Having trained at the Charles H Cecil Studios in Florence, accomplished portrait artist Clare Granger has chosen to focus on elements of line, colour and form. Following her recent travels in the Far East, she has successfully combined landscape painting with figurative narration in order to give greater meaning to her pictures: figures paddle a canoe down-river, a goat herder tends to his flock and tea pickers bathed in dappled sunlight gather in the field wearing conical coolie hats. Clare's aesthetic oil paintings are deservedly popular and touch upon the everyday joy of life when travelling in the East.
Two in a Canoe, oil on canvas, 100 x 80 cms
In the run-up to Clare's second solo show with Cricket Fine Art, we found the time to ask her some questions:
We’ve heard that you first began painting as an undergraduate at Cambridge - can you tell us a bit more about this time?
I think that I started well before that really as my mother was a painter and so I grew up following her, modelling at her art classes and having a go with her paints. It was at Cambridge that I first sold my works as I found myself selling drawings to passers by.
Your love of the Far East was beautifully illustrated in your first solo show with Cricket Fine Art (Glimpses of India, 2017). What is it that draws you to the region?

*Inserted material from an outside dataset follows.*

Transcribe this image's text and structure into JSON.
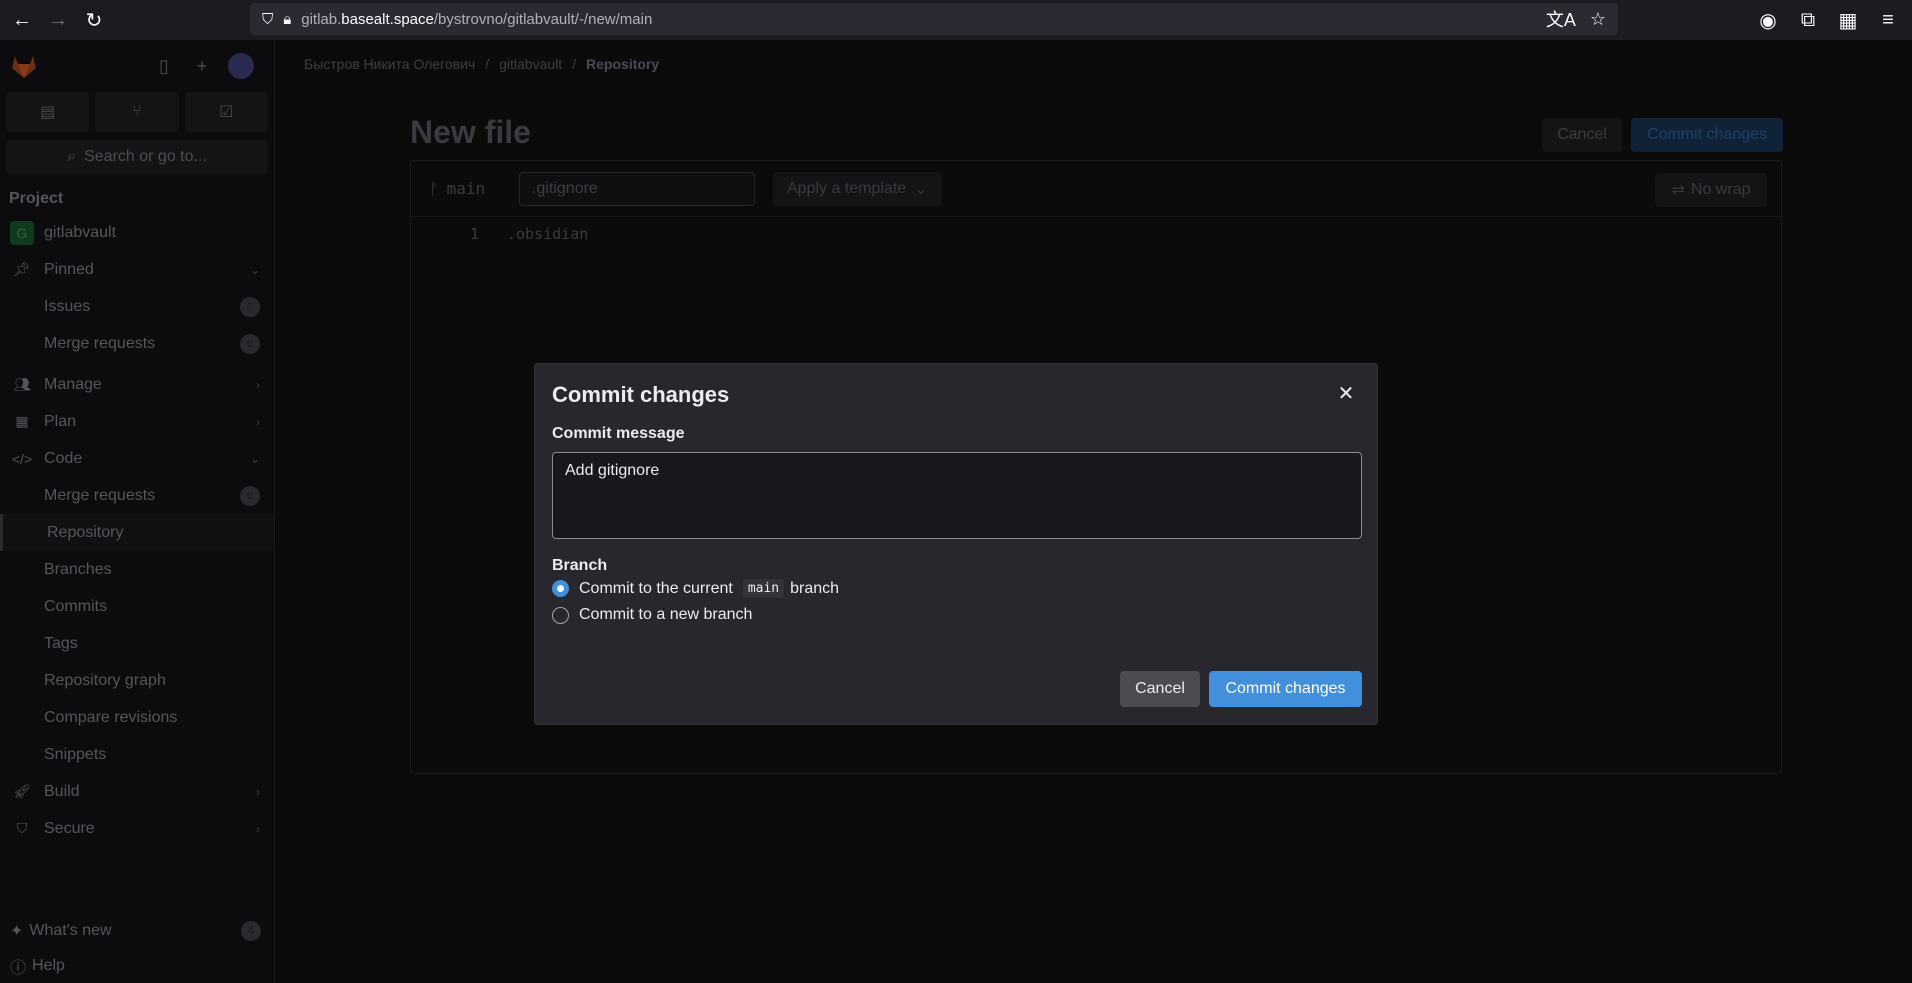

I am totally entranced by the atmosphere of those Eastern countries which is so very different from home. I have a huge fascination for seeing how people live their lives in different parts of the world. The colours, heat and light of the region have captivated me. From the people who live their lives on water to those who live with elephants - I am equally inspired to try to capture some essence of the impression they make on me.

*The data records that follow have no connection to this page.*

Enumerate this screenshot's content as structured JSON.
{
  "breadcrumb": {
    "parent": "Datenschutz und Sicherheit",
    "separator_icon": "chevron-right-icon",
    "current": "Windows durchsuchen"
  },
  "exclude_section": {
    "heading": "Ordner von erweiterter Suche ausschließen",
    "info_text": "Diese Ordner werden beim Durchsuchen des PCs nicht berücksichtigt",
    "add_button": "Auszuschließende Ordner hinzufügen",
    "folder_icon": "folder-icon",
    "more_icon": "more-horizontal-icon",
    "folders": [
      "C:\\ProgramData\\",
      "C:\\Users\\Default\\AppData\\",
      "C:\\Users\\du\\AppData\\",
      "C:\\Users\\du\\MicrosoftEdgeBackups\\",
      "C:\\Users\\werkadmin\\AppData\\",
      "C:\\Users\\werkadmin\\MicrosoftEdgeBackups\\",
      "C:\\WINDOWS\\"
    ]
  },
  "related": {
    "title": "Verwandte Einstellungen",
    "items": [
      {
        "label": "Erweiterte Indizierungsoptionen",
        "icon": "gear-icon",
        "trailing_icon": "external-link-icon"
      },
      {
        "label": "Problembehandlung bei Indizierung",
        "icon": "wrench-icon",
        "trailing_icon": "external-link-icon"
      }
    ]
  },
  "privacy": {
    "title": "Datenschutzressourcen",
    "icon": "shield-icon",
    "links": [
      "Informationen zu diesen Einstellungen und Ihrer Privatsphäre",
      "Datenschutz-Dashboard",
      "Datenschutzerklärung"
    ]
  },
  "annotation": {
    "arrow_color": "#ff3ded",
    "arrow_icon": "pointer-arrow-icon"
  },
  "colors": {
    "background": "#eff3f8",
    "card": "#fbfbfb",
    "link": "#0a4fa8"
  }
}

Can you tell us a little bit more about your painting process - with quite a lot of travel involved, do you find that you work mainly from sketchbooks?
I am always excited to find a sketchbook for my trip from the country I am visiting. I was so lucky in Delhi to find, on my first afternoon, a gorgeous camel leather-bound book with handmade paper. The paper even has little flowers and stalks in the weave, although it was a little like painting on kitchen roll. I am not always this lucky and my sketchbook from Burma is a child’s pad which I have covered in bamboo. My sketchbooks become my most treasured possession and the very best reminder of my stay in the country.
Do you have any particular rituals or routines before, during or after a day of painting?
I do have a routine which involves porridge for breakfast and then a morning in the studio with Griffin the dog. She and I then go for a long walk at lunchtime. She is very quick to pick up on signs that the painting session is over and becomes quite restless if I hesitate and decide to do a few more brushstrokes. We return to the studio after lunch until the mammoth brush washing performance at about 5pm. I am quite a creature of habit so most working days go like this.
Is there a colour that you can’t live without?
That is very difficult as things do ebb and flow but I am very fond of raw umber.
On his peregrinations as an artist, Howard Hodgkin amassed a famous collection of Indian paintings; is there anything that you’ve collected on your travels?
For some reason I am very keen on the look of washing hanging on washing lines. I have amassed over many years a large collection of images of washing from all over the place. I am not sure what, if anything, I shall ever do with it!
A page from one of Clare's sketchbooks